Why is there so much conflicting evidence about coffee? You’ve probably heard moderate consumption of coffee, say less 3 cups a day, lowers your risk of chronic disease? I’m betting you also know whether you are caffeine sensitive? I’m on the sensitive side…if I have 1 oz. too much, I get a headache and a case of the jitters. But, I’ve got clients who can drink coffee throughout the day with little to no effect. They can even sip on a cup of espresso right before bed!

Your Buzz is Gene Dependent

How we react to caffeine is an individual matter. The answer to your personal response lies in your genetic makeup. One gene in particular, CYP1A2, controls an enzyme, also called CYP1A2, which determines how quickly our bodies break down caffeine. A variant of the gene causes your body to break down caffeine quickly. If you carry two copies of this “fast” variant, you’re considered a “fast caffeine metabolizer.” Fast metabolizers break caffeine down FOUR TIMES faster compared to people who have one or more copies of the slow variant (i.e.: slow metabolizers).

Slow Vs. Fast | Why It Matters for Heart Health

cup of coffee with heart in the foam

Prior to offering our genetic testing service, we, of course, tried it out on ourselves. My father had a quadruple bypass surgery at the age of 52. Needless to say, I’ve got a strong family history of heart disease. Therefore, I’ve got a passionate interest in adopting a lifestyle that supports my heart health. My genetic test results showed I was a slow metabolizer of caffeine. And, when it comes to heart health, slow versus fast, matters.

A National Institute of Health study, looking at 4,000 adults who had previously had a heart attack, found that individuals who drank 4 cups or more of coffee/day had a 36% increased risk of heart attack.  Next, researchers assessed their genetic make-up to see if they were slow vs. fast metabolizers.  Results showed that only the slow metabolizers who drank a lot of coffee had the higher risk of heart attacks.

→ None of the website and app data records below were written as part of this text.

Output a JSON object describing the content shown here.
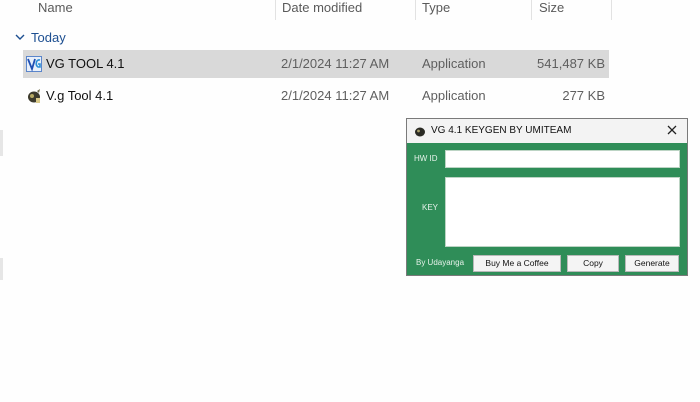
{
  "columns": {
    "name": "Name",
    "date_modified": "Date modified",
    "type": "Type",
    "size": "Size"
  },
  "group": {
    "label": "Today",
    "icon": "chevron-down-icon"
  },
  "files": [
    {
      "name": "VG TOOL 4.1",
      "date": "2/1/2024 11:27 AM",
      "type": "Application",
      "size": "541,487 KB",
      "icon": "vg-app-icon",
      "selected": true
    },
    {
      "name": "V.g Tool 4.1",
      "date": "2/1/2024 11:27 AM",
      "type": "Application",
      "size": "277 KB",
      "icon": "keygen-app-icon",
      "selected": false
    }
  ],
  "keygen": {
    "title": "VG 4.1 KEYGEN BY UMITEAM",
    "hwid_label": "HW ID",
    "hwid_value": "",
    "key_label": "KEY",
    "key_value": "",
    "by_label": "By Udayanga",
    "buttons": {
      "coffee": "Buy Me a Coffee",
      "copy": "Copy",
      "generate": "Generate"
    },
    "colors": {
      "background": "#2f8d58",
      "titlebar": "#f3f3f3"
    }
  },
  "colors": {
    "selection": "#d9d9d9",
    "group_header": "#1d4f91"
  }
}
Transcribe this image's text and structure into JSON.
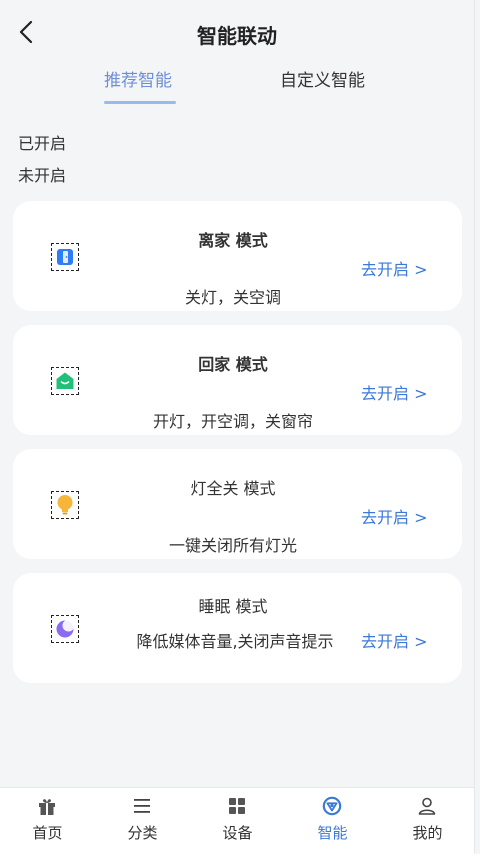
{
  "header": {
    "title": "智能联动",
    "back_icon": "chevron-left-icon"
  },
  "tabs": [
    {
      "label": "推荐智能",
      "active": true
    },
    {
      "label": "自定义智能",
      "active": false
    }
  ],
  "status": {
    "enabled": "已开启",
    "disabled": "未开启"
  },
  "modes": [
    {
      "name": "离家 模式",
      "desc": "关灯，关空调",
      "cta": "去开启 >",
      "icon": "exit-door-icon",
      "color": "#2f7df6"
    },
    {
      "name": "回家 模式",
      "desc": "开灯，开空调，关窗帘",
      "cta": "去开启 >",
      "icon": "home-icon",
      "color": "#21c07a"
    },
    {
      "name": "灯全关 模式",
      "desc": "一键关闭所有灯光",
      "cta": "去开启 >",
      "icon": "lightbulb-icon",
      "color": "#f5b63a"
    },
    {
      "name": "睡眠 模式",
      "desc": "降低媒体音量,关闭声音提示",
      "cta": "去开启 >",
      "icon": "moon-icon",
      "color": "#8a6cf0"
    }
  ],
  "tabbar": [
    {
      "label": "首页",
      "icon": "gift-icon",
      "active": false
    },
    {
      "label": "分类",
      "icon": "menu-icon",
      "active": false
    },
    {
      "label": "设备",
      "icon": "grid-icon",
      "active": false
    },
    {
      "label": "智能",
      "icon": "smart-icon",
      "active": true
    },
    {
      "label": "我的",
      "icon": "user-icon",
      "active": false
    }
  ],
  "colors": {
    "accent": "#3b78d8",
    "tab_active": "#6d8fd6",
    "background": "#f4f5f7"
  }
}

There was no increased risk for fast metabolizers. In fact, drinking a lot of coffee seemed to have a protective effect for that lucky group.

Slow Vs. Fast | Blood Pressure

In terms of high blood pressure, we see similar results in other studies. For example, in a group of 550 participants, researchers showed a greater risk of hypertension in the slow metabolizers that drank moderate to heavy amounts of coffee compared to the fast metabolizers.

Caffeine & Endurance Exercise

As a sports dietitian, I have offered advice in using caffeine as an ergogenic aid in endurance performance. However, evidence shows that slurping down a caffeine-laced gel only benefits the fast metabolizers. On the flip side, too much caffeine in slow metabolizing athletes could have a negative impact.  One-size-fits all fueling recommendations are not only ineffective, they may cause performance problems. Advice should be tailored to the individual.

group of male cyclists

And the Research Continues…

While the research continues in how we can apply what we learn from our individual DNA, we have enough science to apply nutritional recommendations to one’s genetic makeup. As a Registered Dietitian, the science increases my confidence when I offer advice on how a client can optimize their health using this genetic testing service. By knowing one’s genetic type, we can strategically adjust one’s dietary intake accordingly and better manage overall well-being.

Information leads to change. It’s impactful to know your genes. I changed my behavior and I only drink one cup of coffee in the morning compared to 2 cups. In my opinion, that additional cup of java will never taste as good as optimizing my heart health.

Learn more about our genetic testing HERE.

avocado and orange advertising genetic testing

Jennifer McDaniel

Jennifer McDaniel is a Registered Dietitian, Media Spokesperson, and co-author of Prevention's Mediterranean Table Cookbook. She and her team of Registered Dietitians aim to help their clients go further, make change last, and unlock their potential. She lives in St. Louis, MO with her husband, and three young sons. If you are interested in working with Jennifer, please visit our contact page.